Indie films are often seen as the form within which these kind of moments and discussions take place, however I can’t help feeling that this kind of television is beginning to overtake them. These Indie-type films often present these types of issues as “quirky” and it seems clear that the 90ish minutes in which the action must play out constricts the ability of the films to fully explore them. Yet the time advantages present within a TV series does not seem to be encouraging “traditional TV” (BBC/ITV etc) to create the same kind of shows. These new “non-traditional” forms of television, provided to us by streaming services such as Amazon and Netflix are clearly doing something different.

Is the golden age of “traditional” television coming to an end? Amazon and Netflix’s subscription charges seem to be providing the channels with more freedom in their content, they are blurring the lines of previously considered distinctions between high and low culture, while being able to avoid the incessant debates over “popularism” that the BBC is forever embroiled in, the whole time reaching an extremely wide audience.

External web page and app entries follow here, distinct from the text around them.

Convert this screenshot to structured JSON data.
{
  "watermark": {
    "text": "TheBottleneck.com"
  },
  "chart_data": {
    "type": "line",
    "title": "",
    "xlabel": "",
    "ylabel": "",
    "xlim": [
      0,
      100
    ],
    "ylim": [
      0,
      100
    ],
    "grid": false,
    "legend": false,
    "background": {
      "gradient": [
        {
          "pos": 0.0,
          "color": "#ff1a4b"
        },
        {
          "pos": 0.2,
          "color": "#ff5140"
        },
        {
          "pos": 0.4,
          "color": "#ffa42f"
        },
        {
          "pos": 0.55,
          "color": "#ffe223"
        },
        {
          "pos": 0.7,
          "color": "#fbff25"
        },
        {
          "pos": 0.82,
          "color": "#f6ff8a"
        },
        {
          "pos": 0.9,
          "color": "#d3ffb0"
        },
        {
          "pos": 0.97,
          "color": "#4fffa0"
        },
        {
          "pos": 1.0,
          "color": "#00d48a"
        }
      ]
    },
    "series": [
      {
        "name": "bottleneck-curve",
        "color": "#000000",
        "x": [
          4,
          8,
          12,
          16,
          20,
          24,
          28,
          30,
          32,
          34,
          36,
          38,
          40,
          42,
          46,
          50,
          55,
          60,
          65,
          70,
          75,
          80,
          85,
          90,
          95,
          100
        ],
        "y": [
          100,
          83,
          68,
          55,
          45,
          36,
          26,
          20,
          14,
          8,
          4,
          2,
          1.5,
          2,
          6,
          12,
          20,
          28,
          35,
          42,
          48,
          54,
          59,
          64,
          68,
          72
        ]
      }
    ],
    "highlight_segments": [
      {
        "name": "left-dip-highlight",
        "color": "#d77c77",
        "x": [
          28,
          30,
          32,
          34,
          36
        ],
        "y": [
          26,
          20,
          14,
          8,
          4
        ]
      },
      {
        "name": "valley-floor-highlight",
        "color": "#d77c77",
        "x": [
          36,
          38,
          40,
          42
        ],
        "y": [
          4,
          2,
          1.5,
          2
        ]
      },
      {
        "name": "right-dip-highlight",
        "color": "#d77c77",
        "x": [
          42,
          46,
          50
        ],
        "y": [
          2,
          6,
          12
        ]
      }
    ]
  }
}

I’m no marketing/commissioning expert, but it seems undeniable that a shift has occurred, increasing the quality and depth to what consumers now have access to, and Soloway’s Transparent is one of those programmes spearheading the change.

The revolution may not be televised, but perhaps it will be streamed?

Imogen Reid